Source data

============================================================

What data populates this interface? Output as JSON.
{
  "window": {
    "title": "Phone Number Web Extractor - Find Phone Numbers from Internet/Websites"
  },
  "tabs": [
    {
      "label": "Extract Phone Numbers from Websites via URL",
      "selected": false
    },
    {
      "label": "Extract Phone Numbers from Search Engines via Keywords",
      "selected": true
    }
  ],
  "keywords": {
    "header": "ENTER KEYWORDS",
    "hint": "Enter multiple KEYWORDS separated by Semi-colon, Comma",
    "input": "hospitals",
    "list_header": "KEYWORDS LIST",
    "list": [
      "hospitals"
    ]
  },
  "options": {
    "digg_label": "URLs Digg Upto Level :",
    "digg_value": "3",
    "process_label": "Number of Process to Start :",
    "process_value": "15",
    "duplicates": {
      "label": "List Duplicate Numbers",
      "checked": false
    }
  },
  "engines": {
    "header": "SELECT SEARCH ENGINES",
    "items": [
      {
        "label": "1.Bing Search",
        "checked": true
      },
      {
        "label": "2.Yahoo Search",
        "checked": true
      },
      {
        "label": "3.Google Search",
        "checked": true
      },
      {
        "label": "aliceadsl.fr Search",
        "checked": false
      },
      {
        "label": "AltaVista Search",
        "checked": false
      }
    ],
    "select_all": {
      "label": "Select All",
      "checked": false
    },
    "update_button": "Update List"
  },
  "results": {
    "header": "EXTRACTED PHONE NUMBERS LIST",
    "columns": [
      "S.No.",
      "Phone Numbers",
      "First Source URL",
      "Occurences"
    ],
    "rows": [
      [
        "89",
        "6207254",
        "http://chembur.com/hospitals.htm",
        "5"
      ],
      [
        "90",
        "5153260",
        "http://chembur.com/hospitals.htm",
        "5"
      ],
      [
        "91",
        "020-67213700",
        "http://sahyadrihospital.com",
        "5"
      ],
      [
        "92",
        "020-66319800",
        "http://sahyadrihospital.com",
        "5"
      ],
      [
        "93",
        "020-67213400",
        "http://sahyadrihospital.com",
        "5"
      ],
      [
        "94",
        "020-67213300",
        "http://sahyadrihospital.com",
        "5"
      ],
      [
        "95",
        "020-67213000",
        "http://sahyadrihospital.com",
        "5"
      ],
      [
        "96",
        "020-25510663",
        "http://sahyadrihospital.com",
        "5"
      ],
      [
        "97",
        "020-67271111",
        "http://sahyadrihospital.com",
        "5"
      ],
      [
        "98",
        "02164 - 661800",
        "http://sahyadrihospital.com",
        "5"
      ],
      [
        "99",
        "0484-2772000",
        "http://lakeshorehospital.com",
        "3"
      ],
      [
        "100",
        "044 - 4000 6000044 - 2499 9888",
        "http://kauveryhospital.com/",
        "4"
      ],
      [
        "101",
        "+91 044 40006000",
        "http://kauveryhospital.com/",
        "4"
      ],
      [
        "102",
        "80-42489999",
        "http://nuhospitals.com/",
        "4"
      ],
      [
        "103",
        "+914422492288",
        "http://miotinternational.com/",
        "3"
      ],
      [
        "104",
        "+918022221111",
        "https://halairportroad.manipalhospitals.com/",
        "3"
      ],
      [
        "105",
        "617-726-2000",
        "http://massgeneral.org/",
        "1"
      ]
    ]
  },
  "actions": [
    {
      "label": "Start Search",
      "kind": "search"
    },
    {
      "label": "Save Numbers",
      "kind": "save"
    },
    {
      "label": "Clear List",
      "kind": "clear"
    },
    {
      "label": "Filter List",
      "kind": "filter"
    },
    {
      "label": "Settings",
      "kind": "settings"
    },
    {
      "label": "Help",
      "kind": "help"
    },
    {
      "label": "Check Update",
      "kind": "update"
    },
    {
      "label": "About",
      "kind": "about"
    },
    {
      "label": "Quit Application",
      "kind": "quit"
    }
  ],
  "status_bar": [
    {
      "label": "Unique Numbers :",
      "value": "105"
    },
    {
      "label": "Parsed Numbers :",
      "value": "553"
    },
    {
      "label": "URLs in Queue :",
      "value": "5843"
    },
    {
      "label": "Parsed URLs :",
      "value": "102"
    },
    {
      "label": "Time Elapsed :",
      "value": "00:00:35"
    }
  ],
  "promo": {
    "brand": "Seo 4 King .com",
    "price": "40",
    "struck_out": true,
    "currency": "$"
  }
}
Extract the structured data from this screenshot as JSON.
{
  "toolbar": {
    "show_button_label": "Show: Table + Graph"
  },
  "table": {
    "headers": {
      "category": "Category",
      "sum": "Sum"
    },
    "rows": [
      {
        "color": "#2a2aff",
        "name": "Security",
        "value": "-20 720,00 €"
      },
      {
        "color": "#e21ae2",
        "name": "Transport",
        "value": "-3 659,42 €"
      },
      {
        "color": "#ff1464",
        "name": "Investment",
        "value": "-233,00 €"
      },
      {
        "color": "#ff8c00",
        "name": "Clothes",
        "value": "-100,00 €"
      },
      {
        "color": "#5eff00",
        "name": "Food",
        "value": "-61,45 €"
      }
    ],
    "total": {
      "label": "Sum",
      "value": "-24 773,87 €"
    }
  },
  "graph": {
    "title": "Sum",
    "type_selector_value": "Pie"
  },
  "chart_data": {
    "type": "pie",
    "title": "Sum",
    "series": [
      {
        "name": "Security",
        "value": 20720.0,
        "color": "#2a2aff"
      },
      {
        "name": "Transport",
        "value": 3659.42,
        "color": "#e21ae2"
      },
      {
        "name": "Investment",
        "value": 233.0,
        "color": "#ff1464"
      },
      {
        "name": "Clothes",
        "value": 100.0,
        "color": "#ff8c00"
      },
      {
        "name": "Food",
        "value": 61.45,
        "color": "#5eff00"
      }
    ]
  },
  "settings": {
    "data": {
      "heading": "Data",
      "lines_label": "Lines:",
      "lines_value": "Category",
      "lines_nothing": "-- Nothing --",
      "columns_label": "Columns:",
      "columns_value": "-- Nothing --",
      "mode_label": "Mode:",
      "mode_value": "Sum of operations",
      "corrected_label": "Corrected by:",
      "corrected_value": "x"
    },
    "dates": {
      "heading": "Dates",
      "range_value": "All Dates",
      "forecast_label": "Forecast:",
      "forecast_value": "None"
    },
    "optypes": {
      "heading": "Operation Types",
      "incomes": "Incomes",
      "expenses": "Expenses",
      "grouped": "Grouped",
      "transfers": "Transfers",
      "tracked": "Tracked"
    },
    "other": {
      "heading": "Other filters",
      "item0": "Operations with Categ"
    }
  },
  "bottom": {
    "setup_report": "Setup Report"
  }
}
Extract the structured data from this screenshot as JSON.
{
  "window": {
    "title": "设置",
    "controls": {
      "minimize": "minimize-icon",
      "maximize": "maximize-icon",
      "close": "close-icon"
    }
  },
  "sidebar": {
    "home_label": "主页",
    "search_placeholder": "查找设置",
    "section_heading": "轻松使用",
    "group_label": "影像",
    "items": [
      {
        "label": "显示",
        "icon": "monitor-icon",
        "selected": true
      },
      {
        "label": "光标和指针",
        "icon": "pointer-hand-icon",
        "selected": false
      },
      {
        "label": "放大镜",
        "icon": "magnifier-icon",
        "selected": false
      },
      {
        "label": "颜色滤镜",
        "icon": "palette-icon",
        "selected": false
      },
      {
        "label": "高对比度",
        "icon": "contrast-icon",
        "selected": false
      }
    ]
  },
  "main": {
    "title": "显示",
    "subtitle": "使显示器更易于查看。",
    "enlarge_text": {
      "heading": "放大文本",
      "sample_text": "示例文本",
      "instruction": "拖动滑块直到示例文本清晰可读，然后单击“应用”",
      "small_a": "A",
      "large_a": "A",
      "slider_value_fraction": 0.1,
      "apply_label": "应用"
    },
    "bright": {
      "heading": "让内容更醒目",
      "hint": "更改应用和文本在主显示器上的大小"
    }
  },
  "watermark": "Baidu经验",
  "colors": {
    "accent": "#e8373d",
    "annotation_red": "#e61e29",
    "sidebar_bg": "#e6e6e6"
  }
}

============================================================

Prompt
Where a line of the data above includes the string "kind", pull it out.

Task result
      "kind": "search"
      "kind": "save"
      "kind": "clear"
      "kind": "filter"
      "kind": "settings"
      "kind": "help"
      "kind": "update"
      "kind": "about"
      "kind": "quit"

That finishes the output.